▸ Task goal
The listing beneath should be written out in full, exactly as shown.

· · · · ·

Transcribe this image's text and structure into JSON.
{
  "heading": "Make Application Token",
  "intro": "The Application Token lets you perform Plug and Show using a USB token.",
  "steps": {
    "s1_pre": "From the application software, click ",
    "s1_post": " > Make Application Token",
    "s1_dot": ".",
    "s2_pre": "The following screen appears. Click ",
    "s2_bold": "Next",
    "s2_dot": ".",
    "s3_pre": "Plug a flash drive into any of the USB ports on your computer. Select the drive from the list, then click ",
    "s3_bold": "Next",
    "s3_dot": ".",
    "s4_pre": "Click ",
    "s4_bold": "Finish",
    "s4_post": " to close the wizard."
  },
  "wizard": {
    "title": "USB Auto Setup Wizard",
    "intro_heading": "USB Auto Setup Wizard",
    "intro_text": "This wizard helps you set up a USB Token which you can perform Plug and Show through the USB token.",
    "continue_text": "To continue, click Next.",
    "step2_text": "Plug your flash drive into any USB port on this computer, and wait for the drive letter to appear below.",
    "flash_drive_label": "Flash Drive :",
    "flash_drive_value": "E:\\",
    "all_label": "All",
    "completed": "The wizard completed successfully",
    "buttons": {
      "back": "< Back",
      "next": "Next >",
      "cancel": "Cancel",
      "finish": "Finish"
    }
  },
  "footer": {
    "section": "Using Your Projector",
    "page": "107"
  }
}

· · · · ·

▸ Answer box
Transcribe this image's text and structure into JSON.
{
  "heading": "Make Application Token",
  "intro": "The Application Token lets you perform Plug and Show using a USB token.",
  "steps": {
    "s1_pre": "From the application software, click ",
    "s1_post": " > Make Application Token",
    "s1_dot": ".",
    "s2_pre": "The following screen appears. Click ",
    "s2_bold": "Next",
    "s2_dot": ".",
    "s3_pre": "Plug a flash drive into any of the USB ports on your computer. Select the drive from the list, then click ",
    "s3_bold": "Next",
    "s3_dot": ".",
    "s4_pre": "Click ",
    "s4_bold": "Finish",
    "s4_post": " to close the wizard."
  },
  "wizard": {
    "title": "USB Auto Setup Wizard",
    "intro_heading": "USB Auto Setup Wizard",
    "intro_text": "This wizard helps you set up a USB Token which you can perform Plug and Show through the USB token.",
    "continue_text": "To continue, click Next.",
    "step2_text": "Plug your flash drive into any USB port on this computer, and wait for the drive letter to appear below.",
    "flash_drive_label": "Flash Drive :",
    "flash_drive_value": "E:\\",
    "all_label": "All",
    "completed": "The wizard completed successfully",
    "buttons": {
      "back": "< Back",
      "next": "Next >",
      "cancel": "Cancel",
      "finish": "Finish"
    }
  },
  "footer": {
    "section": "Using Your Projector",
    "page": "107"
  }
}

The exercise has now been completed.